One of the biggest open questions is whether the search engines and portals will be able to build their own video players and aggregate video content on their own sites. That would create incredibly valuable destinations for delivering video advertising to massive numbers of users. "We think publishers benefit more by leaning into a more aggregated approach," said AOL's Conroy. "But we aren't eliminating any options," including helping to enable a more distributed world where video resides on publisher sites. "There will be a continuum of approaches and relationships," Conroy said.
Indeed, a distributed approach would more closely mirror how text-based search advertising evolved. Search engines today don't "host" content; they help users find it out on the Web and extract advertising payment along the way. "For online video to really be a mass medium, that content needs to be everywhere, not just at portal sites," said Jupiter Research analyst Nate Elliot.
A portal-based, content aggregation approach may have worked in the early days of the Web, when users weren't exactly sure how to navigate this new environment, said Jim Spanfeller, president-CEO, Forbes.com, which today is selling video inventory as quickly as it can create it. But today, said Spanfeller, "people have become accustomed to going to specific places [such as Forbes.com] to find what they are looking for, including video."
Beyond the business model questions, there are also fundamental technology questions to be answered about video search.

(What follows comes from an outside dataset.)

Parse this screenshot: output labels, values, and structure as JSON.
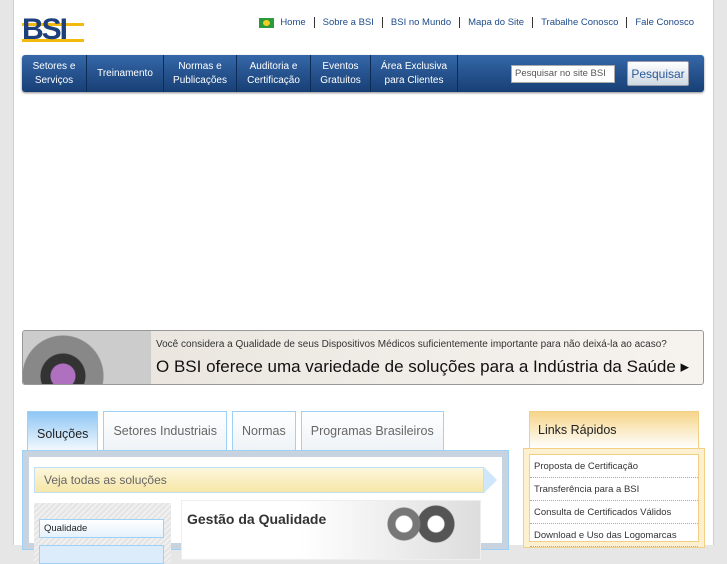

And how those questions are answered will have a huge impact on the evolution of video search as a business as well.
For instance, what does it mean to search video? Should it mean searching against keyword and metadata descriptions of video content? In that scenario, if I'm looking for video of Tom Cruise's appearance on "The Oprah Winfrey Show," publishers will tag their videos with text-based metadata tags using terms like "Tom Cruise," "Oprah," "Katie Holmes and "couch-jumping" in order to direct me to the content I'm looking for. With tag- and metadata-based environments such as Flickr (for photos), Del.icio.us (for Internet bookmarks) and Technorati (for blog search) strongly emerging, perhaps this approach to video search is not only sufficient, but creates a peer-to-peer environment where millions of users improve video search every time they use it.

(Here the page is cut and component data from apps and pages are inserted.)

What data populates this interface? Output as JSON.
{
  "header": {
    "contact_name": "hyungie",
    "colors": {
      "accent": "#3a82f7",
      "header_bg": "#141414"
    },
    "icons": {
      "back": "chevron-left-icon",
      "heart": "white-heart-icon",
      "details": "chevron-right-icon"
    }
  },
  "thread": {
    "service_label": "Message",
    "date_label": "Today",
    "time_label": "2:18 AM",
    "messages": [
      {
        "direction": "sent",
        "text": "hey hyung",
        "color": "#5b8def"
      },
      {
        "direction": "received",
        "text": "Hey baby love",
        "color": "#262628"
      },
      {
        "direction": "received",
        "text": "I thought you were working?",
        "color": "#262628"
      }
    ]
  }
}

"We've seen with Flickr [the photo-sharing site Yahoo recently acquired] that through a little bit of social engineering you can have millions of people tagging and annotating and adding value around photos," said Yahoo's Horowitz. "Flickr-like concepts can easily be applied to other domains such as audio and video and the power of one hundred million people can be brought to bear."
Yet at the same time, other video search providers-some more publicly than others, but in reality all are pursuing this vision on some level-want to enable consumers to literally search the contents of video streams.
"If you look at the video search engines that are emerging, they don't actually don't ever watch, listen or understand rich media itself," said Suranga Chandratillake, founder and chief technology officer of Blinkx, which pioneered an approach to cataloguing the content of video streams themselves.
To enable this approach to video search, Blinkx has banks of computers playing back video streams-typically in two-times real speed or more-and smart software analyzing the videos based on things such as image and audio patterns. Search giants Google and Yahoo are testing similar approaches as well. Using in-stream video analysis, not only could you find that Tom Cruise video we mentioned earlier, but the search engine could direct you to the exact spot in the clip where Mr. Cruise happily shouted, "I'm in love!"
And just imagine the targeted rich-media advertising possible against that video-search query.